▸ Task goal:
Each line from the material with the word "technicians" in it must be copied.

▸ Source material:
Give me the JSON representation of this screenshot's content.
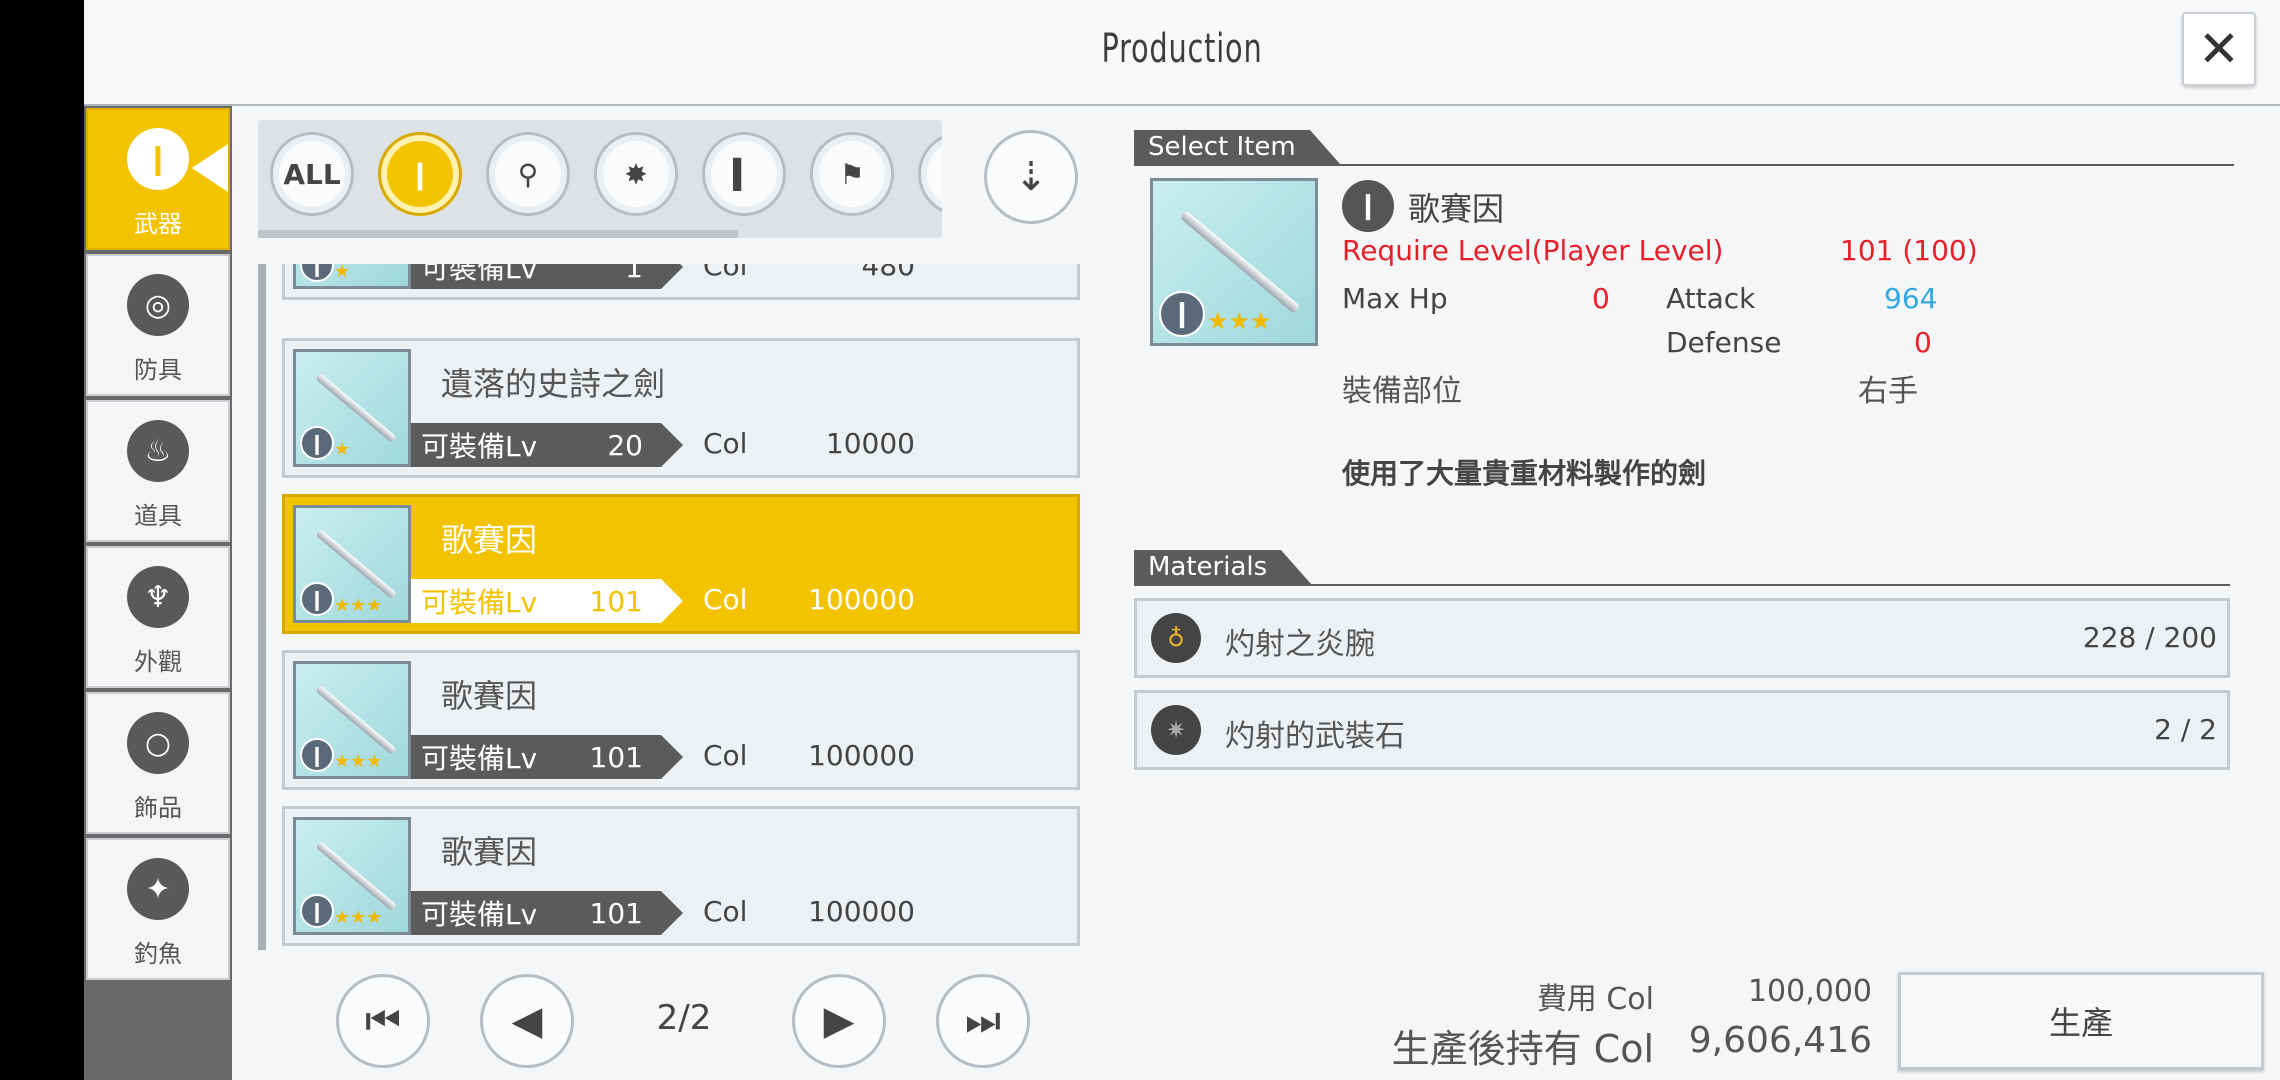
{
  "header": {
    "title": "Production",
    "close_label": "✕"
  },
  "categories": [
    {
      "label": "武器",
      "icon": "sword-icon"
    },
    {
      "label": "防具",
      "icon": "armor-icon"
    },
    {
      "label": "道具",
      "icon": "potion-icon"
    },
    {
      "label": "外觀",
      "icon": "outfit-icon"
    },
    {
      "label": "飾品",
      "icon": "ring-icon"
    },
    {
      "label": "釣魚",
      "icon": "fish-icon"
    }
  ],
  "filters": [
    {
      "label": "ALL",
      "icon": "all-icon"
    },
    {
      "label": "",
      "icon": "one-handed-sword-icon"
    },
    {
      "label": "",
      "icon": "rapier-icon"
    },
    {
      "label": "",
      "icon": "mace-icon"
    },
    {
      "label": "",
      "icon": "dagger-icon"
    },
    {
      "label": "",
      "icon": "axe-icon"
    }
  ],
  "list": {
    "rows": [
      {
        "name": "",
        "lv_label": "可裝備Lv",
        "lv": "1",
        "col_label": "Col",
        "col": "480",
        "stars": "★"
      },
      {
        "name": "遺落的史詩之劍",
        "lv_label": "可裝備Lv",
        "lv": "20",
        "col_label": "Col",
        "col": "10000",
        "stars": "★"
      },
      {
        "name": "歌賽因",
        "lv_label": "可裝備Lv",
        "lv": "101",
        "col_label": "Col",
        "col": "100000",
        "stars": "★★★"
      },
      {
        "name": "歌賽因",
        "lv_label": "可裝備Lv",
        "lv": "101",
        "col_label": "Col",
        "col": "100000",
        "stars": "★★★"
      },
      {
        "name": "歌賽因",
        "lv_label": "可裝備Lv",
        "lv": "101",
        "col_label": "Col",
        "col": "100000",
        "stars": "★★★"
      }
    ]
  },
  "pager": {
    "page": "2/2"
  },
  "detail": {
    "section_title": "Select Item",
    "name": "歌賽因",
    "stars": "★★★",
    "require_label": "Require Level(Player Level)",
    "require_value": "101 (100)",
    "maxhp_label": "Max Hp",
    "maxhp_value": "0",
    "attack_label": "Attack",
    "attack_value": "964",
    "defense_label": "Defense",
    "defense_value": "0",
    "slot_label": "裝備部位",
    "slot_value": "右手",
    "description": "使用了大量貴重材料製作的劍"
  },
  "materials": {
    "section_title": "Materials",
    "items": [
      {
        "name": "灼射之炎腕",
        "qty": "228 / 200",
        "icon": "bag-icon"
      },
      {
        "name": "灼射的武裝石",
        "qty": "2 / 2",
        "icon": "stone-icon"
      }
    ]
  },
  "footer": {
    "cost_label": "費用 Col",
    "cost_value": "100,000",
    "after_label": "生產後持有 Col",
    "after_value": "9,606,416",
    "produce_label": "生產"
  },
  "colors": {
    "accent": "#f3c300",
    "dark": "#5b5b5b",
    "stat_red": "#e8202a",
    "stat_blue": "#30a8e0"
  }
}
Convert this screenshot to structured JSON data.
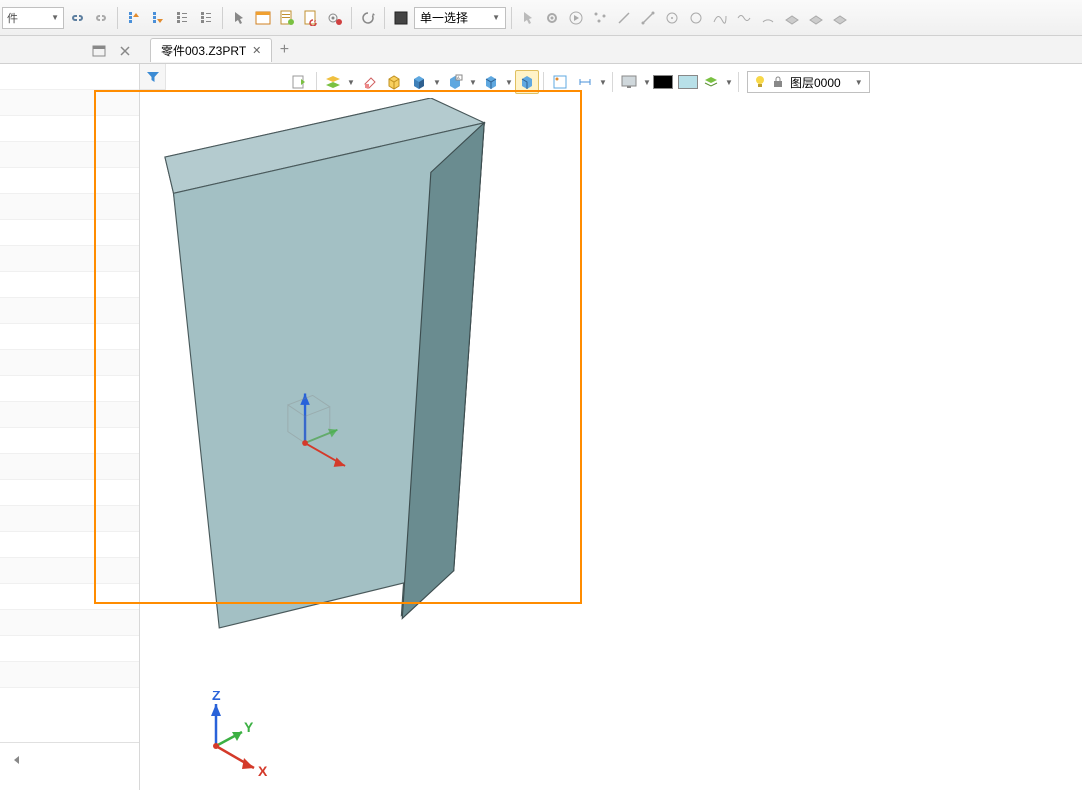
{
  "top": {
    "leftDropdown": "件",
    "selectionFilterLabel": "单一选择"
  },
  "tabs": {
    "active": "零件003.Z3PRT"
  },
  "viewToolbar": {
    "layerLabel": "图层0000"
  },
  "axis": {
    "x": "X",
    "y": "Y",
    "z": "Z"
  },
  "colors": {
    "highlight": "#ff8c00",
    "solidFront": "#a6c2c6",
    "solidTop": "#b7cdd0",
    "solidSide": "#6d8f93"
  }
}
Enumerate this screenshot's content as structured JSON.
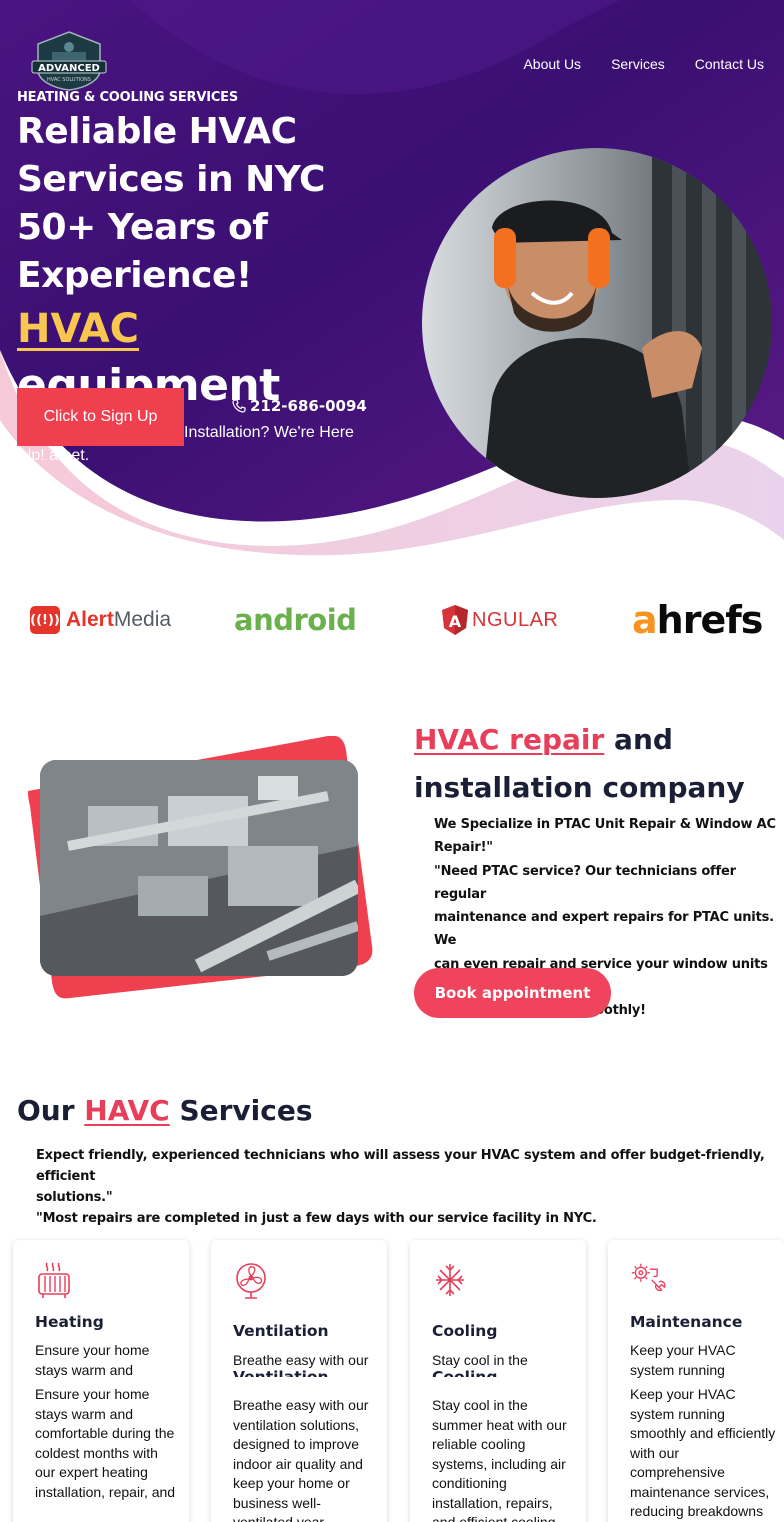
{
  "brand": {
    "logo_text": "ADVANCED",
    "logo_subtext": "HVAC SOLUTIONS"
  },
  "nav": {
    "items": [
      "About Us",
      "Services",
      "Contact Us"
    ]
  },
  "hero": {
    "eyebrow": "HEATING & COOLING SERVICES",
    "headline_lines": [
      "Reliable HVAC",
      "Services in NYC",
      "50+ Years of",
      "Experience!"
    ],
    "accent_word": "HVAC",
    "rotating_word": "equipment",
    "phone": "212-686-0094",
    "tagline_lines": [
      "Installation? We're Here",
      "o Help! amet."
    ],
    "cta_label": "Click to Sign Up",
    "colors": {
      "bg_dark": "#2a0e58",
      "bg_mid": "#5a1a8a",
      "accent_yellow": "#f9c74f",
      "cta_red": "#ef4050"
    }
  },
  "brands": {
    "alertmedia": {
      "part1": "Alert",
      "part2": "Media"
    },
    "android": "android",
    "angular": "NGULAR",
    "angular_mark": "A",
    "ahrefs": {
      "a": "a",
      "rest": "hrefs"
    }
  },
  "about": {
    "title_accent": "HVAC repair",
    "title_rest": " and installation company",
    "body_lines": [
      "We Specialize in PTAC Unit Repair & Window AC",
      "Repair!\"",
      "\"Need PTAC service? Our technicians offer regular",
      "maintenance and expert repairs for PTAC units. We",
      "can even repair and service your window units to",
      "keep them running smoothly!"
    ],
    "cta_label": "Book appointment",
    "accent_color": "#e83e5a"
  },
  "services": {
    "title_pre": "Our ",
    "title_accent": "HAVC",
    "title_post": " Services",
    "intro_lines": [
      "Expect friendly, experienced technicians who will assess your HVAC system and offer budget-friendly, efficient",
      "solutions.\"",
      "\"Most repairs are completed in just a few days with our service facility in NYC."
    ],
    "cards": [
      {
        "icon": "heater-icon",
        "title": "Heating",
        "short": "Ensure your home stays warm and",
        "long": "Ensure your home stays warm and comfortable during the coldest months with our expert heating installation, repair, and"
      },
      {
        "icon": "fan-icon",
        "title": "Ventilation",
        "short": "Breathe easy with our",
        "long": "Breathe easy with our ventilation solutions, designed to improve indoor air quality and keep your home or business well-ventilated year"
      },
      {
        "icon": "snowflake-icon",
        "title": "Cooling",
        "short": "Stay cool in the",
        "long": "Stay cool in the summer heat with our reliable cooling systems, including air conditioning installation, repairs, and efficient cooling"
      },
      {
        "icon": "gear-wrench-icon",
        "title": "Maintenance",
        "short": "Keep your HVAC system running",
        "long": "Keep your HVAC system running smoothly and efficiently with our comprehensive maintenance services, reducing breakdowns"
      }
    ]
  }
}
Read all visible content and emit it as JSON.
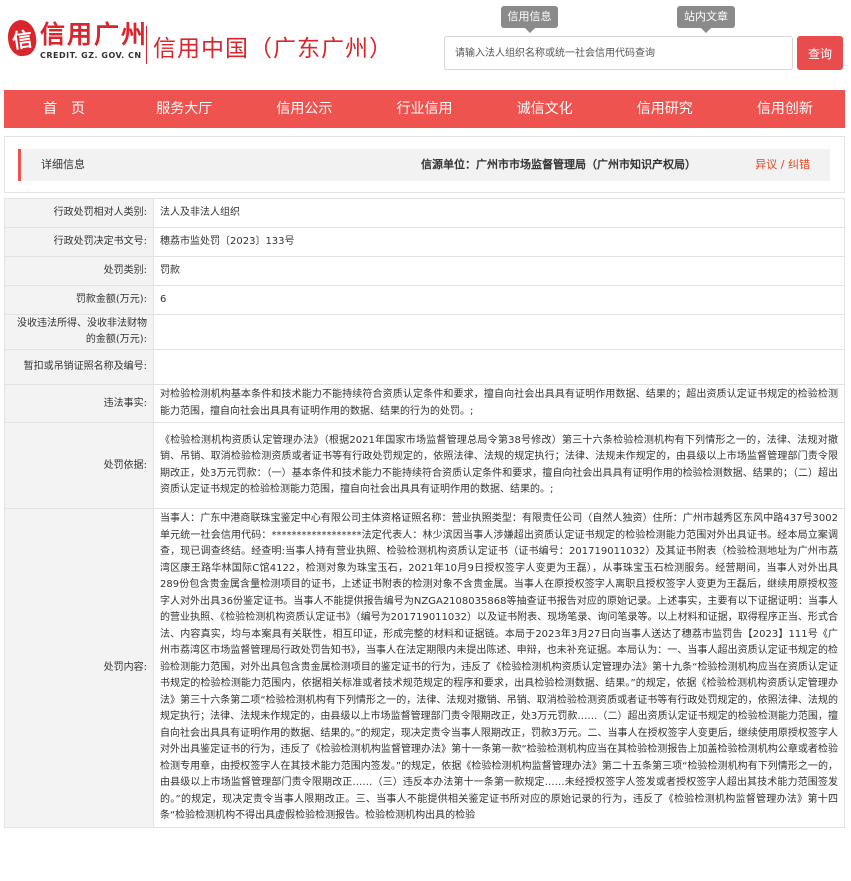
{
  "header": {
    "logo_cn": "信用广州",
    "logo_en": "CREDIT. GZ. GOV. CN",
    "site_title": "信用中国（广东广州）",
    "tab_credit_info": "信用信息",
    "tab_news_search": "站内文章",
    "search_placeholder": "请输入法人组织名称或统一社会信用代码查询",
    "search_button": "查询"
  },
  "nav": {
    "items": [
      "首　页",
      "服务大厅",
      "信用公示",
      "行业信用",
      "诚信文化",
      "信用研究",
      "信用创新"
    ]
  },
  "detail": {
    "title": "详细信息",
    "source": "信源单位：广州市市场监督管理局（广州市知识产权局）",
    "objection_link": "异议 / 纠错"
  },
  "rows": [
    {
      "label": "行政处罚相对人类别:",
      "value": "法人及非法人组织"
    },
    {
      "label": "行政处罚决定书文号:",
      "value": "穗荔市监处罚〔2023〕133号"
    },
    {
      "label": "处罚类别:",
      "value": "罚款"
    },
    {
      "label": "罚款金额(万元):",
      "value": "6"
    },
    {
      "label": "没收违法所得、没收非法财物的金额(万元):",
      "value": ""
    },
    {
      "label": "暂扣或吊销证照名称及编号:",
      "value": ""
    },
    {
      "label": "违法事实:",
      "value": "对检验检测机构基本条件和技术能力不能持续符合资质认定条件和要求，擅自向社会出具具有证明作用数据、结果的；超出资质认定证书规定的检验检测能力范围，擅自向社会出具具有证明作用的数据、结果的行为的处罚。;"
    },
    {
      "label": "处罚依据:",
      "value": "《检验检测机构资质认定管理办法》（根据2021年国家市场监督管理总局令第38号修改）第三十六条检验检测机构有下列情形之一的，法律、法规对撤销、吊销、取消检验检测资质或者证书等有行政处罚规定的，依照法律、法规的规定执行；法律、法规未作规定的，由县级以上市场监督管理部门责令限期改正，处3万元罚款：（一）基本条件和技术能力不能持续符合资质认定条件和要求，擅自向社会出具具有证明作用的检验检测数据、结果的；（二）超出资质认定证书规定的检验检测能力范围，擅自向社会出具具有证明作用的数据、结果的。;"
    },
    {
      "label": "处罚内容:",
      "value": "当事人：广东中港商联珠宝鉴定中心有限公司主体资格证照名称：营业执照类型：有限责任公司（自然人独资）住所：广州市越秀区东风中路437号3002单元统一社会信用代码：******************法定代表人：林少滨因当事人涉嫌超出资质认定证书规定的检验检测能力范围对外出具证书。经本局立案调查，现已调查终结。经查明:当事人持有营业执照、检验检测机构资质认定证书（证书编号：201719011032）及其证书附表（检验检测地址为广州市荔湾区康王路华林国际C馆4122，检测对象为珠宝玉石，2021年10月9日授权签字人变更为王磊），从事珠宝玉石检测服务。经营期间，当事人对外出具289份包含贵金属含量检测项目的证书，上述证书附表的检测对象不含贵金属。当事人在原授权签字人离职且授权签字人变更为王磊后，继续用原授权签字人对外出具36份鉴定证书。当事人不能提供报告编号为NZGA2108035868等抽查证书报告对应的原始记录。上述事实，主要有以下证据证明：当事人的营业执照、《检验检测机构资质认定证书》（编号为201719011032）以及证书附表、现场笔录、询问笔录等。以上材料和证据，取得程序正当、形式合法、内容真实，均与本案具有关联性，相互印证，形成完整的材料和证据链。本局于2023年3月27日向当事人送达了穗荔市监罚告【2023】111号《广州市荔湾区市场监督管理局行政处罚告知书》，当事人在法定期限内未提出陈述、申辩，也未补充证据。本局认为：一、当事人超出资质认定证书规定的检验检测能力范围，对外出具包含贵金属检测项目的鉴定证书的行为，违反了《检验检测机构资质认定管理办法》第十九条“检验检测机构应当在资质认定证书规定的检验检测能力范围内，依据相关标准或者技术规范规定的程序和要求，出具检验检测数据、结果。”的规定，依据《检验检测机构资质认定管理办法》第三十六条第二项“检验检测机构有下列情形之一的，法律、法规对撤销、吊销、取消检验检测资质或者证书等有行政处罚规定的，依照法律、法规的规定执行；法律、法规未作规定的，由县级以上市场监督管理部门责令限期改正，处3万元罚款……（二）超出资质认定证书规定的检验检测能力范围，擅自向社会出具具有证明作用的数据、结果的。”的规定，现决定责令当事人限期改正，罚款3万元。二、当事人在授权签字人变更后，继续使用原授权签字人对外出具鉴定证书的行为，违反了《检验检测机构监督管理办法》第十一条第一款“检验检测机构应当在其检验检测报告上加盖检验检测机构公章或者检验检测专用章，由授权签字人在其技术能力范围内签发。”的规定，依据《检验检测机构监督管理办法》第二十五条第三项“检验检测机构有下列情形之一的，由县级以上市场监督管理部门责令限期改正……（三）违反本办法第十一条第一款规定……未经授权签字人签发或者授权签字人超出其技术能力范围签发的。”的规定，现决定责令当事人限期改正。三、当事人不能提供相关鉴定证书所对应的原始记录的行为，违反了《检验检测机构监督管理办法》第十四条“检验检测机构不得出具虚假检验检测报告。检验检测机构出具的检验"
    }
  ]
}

▸ Answer for this exercise:
      "\"Need PTAC service? Our technicians offer regular",
      "Expect friendly, experienced technicians who will assess your HVAC system and offer budget-friendly, efficient",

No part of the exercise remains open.